It is a fast moving time for cosmetic innovation and this will open up many jobs in the field of cosmetic science. There’s a real sense of excitement about the trajectory of technology in the beauty industry. Always dedicated to her field Lisa made it her business to learn about the science of makeup and sees product innovation as another creative outlet and currently in her role as Global Creative Director for Lâncome the interest is clear:
“I get the chance to say can we do this and it’s just so creative because it allows you to watch something develop and then you see it on the counter and then you’re like wow! – that’s another really creative process”
The burning question of the evening was the inevitable – what does it take to make it in this competitive industry? Lisa advised:
“Be aware of your industry and be sure on which aspect of makeup you want to work in, so you can then seek out the right people on your level to collaborate with. Don’t wait for it to come to you.”
More specifically she outlined the need to be able to mirror people’s personality:
“For every job, you need to be able to judge the situation and being able to do that is as much part of the job as bringing ideas, researching and having references and all of that. You just need to be passionate about it, interested in it, but also very aware of being able to see a layer beyond that.”
One could ask what there is left for Lisa to be excited having already has so much success, but it is clear that the enthusiasm from her first shoot is still going strong.

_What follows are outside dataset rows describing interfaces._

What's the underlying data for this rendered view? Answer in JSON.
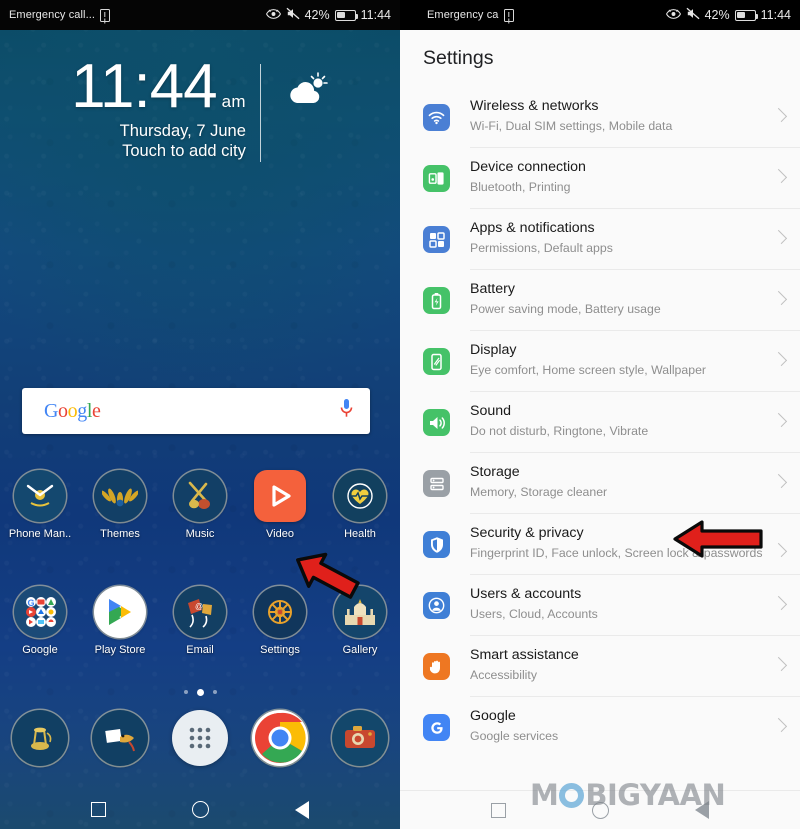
{
  "left_phone": {
    "status_bar": {
      "carrier": "Emergency call...",
      "sim_icon": "sim-card-icon",
      "eye_icon": "eye-comfort-icon",
      "mute_icon": "mute-icon",
      "battery_percent": "42%",
      "battery_icon": "battery-icon",
      "time": "11:44"
    },
    "clock_widget": {
      "time": "11:44",
      "ampm": "am",
      "date": "Thursday, 7 June",
      "city_hint": "Touch to add city",
      "weather_icon": "partly-cloudy-icon"
    },
    "google_search": {
      "logo_letters": [
        "G",
        "o",
        "o",
        "g",
        "l",
        "e"
      ],
      "mic_icon": "microphone-icon"
    },
    "app_rows": [
      [
        {
          "label": "Phone Man..",
          "icon": "phone-manager-icon",
          "glyph": "✖",
          "bg": "#14486f",
          "shape": "circle"
        },
        {
          "label": "Themes",
          "icon": "themes-icon",
          "glyph": "✿",
          "bg": "#123f66",
          "shape": "circle"
        },
        {
          "label": "Music",
          "icon": "music-icon",
          "glyph": "♫",
          "bg": "#123f66",
          "shape": "circle"
        },
        {
          "label": "Video",
          "icon": "video-icon",
          "glyph": "▶",
          "bg": "#F4613C",
          "shape": "square"
        },
        {
          "label": "Health",
          "icon": "health-icon",
          "glyph": "♥",
          "bg": "#12405f",
          "shape": "circle"
        }
      ],
      [
        {
          "label": "Google",
          "icon": "google-folder-icon",
          "glyph": "",
          "bg": "#1b4a77",
          "shape": "circle"
        },
        {
          "label": "Play Store",
          "icon": "play-store-icon",
          "glyph": "▶",
          "bg": "#ffffff",
          "shape": "circle"
        },
        {
          "label": "Email",
          "icon": "email-icon",
          "glyph": "@",
          "bg": "#133f63",
          "shape": "circle"
        },
        {
          "label": "Settings",
          "icon": "settings-icon",
          "glyph": "☸",
          "bg": "#11365c",
          "shape": "circle"
        },
        {
          "label": "Gallery",
          "icon": "gallery-icon",
          "glyph": "⌂",
          "bg": "#14456b",
          "shape": "circle"
        }
      ]
    ],
    "dock": [
      {
        "label": "",
        "icon": "phone-dialer-icon",
        "glyph": "☎",
        "bg": "#113f63",
        "shape": "circle"
      },
      {
        "label": "",
        "icon": "messages-icon",
        "glyph": "✉",
        "bg": "#113f63",
        "shape": "circle"
      },
      {
        "label": "",
        "icon": "app-drawer-icon",
        "glyph": "",
        "bg": "#e9eef2",
        "shape": "circle"
      },
      {
        "label": "",
        "icon": "chrome-icon",
        "glyph": "",
        "bg": "#ffffff",
        "shape": "circle"
      },
      {
        "label": "",
        "icon": "camera-icon",
        "glyph": "◎",
        "bg": "#13476b",
        "shape": "circle"
      }
    ],
    "page_dots": {
      "count": 3,
      "active_index": 1
    },
    "nav_bar": {
      "recents_icon": "recents-square-icon",
      "home_icon": "home-circle-icon",
      "back_icon": "back-triangle-icon"
    },
    "annotation_arrow": {
      "name": "red-arrow-settings",
      "color": "#E0201B",
      "direction": "down-left"
    }
  },
  "right_phone": {
    "status_bar": {
      "carrier": "Emergency ca",
      "sim_icon": "sim-card-icon",
      "eye_icon": "eye-comfort-icon",
      "mute_icon": "mute-icon",
      "battery_percent": "42%",
      "battery_icon": "battery-icon",
      "time": "11:44"
    },
    "header": {
      "title": "Settings"
    },
    "items": [
      {
        "title": "Wireless & networks",
        "subtitle": "Wi-Fi, Dual SIM settings, Mobile data",
        "icon": "wifi-icon",
        "bg": "#4A7FD4"
      },
      {
        "title": "Device connection",
        "subtitle": "Bluetooth, Printing",
        "icon": "device-connection-icon",
        "bg": "#45C268"
      },
      {
        "title": "Apps & notifications",
        "subtitle": "Permissions, Default apps",
        "icon": "apps-grid-icon",
        "bg": "#4A7FD4"
      },
      {
        "title": "Battery",
        "subtitle": "Power saving mode, Battery usage",
        "icon": "battery-icon",
        "bg": "#45C268"
      },
      {
        "title": "Display",
        "subtitle": "Eye comfort, Home screen style, Wallpaper",
        "icon": "display-icon",
        "bg": "#45C268"
      },
      {
        "title": "Sound",
        "subtitle": "Do not disturb, Ringtone, Vibrate",
        "icon": "sound-icon",
        "bg": "#45C268"
      },
      {
        "title": "Storage",
        "subtitle": "Memory, Storage cleaner",
        "icon": "storage-icon",
        "bg": "#9AA0A6"
      },
      {
        "title": "Security & privacy",
        "subtitle": "Fingerprint ID, Face unlock, Screen lock & passwords",
        "icon": "shield-icon",
        "bg": "#3F7FD6"
      },
      {
        "title": "Users & accounts",
        "subtitle": "Users, Cloud, Accounts",
        "icon": "user-account-icon",
        "bg": "#3F7FD6"
      },
      {
        "title": "Smart assistance",
        "subtitle": "Accessibility",
        "icon": "hand-icon",
        "bg": "#EE7722"
      },
      {
        "title": "Google",
        "subtitle": "Google services",
        "icon": "google-g-icon",
        "bg": "#4285F4"
      }
    ],
    "nav_bar": {
      "recents_icon": "recents-square-icon",
      "home_icon": "home-circle-icon",
      "back_icon": "back-triangle-icon"
    },
    "annotation_arrow": {
      "name": "red-arrow-security-privacy",
      "color": "#E0201B",
      "direction": "left"
    }
  },
  "watermark": {
    "text_before": "M",
    "text_after": "BIGYAAN",
    "full": "MOBIGYAAN"
  }
}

With a desire to continue to explore the limits of makeup, and through all its creative forms, there’s no doubt that Lisa Eldridge will continue to be a leader in driving beauty innovation for years to come.